Presently, the cost to run programs for collecting and recycling paper products and packaging is split 50/50 between municipalities and the companies that produce these items. The new legislation will transfer to full producer responsibility.

This week, the Municipal 3Rs Collaborative submitted comments on the draft amended Blue Box Program Plan (a-BBPP).


These documents and additional information on the a-BBPP are available at the following link on AMO’s website:


I feel that this is an important step forward in creating a sustainable municipality. As such, I highly encourage residents to take some time to review the background on the project as it moves forward in the comments period.

The VOscars are coming! – Volunteer Ottawa Awards

4Volunteer Ottawa (VO) will be holding its 8th Annual VOscars on the evening of April 19, 2018 at Ottawa City Hall.

The VOscars celebrates Ottawa’s vibrant volunteer community and gives special recognition to those individuals, organizations and corporations that have made a meaningful difference in people’s lives.

Volunteers play a significant role in our community whether it be helping those less fortunate than ourselves or bringing people together for a good cause! Now, it’s your chance to nominate a deserving volunteer for recognition.

Do you know of someone who exemplifies the spirit of volunteering? Do you know a young person or senior who has made a significant contribution to our community through their volunteering efforts? Do you know a corporation, business or organization that supports volunteering among its employees or that has built a successful volunteer program?

The 2018 VOscars Award categories include: the Mayor’s Award for Volunteer Spirit; Outstanding Youth Volunteer Award; Outstanding Senior Volunteer Award; Leadership in Corporate Volunteerism; and, Outstanding Volunteer Program Award.

To submit a nomination or to review the nomination criteria, please click here.

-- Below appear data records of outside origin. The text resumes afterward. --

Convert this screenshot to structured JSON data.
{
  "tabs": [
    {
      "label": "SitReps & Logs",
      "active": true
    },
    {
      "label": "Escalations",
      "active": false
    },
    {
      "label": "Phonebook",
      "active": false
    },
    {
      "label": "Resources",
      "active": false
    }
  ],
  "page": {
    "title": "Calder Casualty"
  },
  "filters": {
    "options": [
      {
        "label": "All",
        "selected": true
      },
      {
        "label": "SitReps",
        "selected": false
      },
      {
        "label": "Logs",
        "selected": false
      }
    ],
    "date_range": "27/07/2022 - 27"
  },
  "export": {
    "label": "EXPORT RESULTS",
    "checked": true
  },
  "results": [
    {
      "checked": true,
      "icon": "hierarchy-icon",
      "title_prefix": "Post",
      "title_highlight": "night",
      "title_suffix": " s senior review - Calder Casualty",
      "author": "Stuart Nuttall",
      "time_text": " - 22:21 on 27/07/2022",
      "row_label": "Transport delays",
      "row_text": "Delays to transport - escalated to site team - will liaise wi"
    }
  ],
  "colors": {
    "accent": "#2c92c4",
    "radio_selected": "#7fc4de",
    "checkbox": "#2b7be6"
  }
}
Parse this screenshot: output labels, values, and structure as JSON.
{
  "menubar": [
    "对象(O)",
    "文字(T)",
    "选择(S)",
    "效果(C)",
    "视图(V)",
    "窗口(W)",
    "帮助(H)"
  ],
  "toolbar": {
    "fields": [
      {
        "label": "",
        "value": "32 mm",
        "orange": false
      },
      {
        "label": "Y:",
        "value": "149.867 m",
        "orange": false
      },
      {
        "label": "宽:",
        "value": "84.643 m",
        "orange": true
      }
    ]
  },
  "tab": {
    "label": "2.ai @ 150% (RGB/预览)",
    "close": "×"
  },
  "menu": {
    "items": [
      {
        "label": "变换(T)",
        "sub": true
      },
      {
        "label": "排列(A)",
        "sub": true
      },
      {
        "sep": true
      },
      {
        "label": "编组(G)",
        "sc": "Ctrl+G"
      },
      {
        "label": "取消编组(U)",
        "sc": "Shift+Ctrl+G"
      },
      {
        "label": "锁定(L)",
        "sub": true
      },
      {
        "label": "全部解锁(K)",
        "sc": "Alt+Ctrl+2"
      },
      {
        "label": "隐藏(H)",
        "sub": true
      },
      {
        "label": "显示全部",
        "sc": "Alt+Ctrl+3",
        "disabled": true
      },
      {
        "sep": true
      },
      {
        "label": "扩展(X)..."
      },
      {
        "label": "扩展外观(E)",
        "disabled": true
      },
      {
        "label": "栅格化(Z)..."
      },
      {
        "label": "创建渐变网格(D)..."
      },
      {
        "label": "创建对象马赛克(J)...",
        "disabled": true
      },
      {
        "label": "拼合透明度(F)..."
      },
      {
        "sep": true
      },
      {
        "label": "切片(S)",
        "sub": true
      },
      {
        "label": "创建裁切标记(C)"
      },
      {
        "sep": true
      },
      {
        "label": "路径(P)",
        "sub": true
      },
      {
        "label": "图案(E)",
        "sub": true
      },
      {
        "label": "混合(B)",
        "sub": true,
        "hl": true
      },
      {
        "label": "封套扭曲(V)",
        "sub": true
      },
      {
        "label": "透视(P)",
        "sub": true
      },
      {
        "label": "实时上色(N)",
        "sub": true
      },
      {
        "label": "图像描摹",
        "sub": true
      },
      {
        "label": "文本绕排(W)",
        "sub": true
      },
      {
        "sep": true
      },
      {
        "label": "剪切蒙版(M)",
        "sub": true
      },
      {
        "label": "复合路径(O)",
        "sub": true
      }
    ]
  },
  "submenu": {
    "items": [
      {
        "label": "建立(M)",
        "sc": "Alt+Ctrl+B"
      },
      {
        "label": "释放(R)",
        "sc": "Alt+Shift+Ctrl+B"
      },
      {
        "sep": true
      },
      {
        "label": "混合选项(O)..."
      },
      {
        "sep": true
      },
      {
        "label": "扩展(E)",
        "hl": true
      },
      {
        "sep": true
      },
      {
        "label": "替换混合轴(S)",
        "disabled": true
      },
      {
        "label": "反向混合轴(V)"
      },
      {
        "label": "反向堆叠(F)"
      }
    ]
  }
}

Tickets for the event can be purchased on the VO event page here.

The deadline for volunteer nominations is February 26, 2018.

I highly encourage everyone to consider nominating someone they know for recognition of their efforts in volunteering!

For more information on the VOscars nomination process please contact Suzanne Seebach at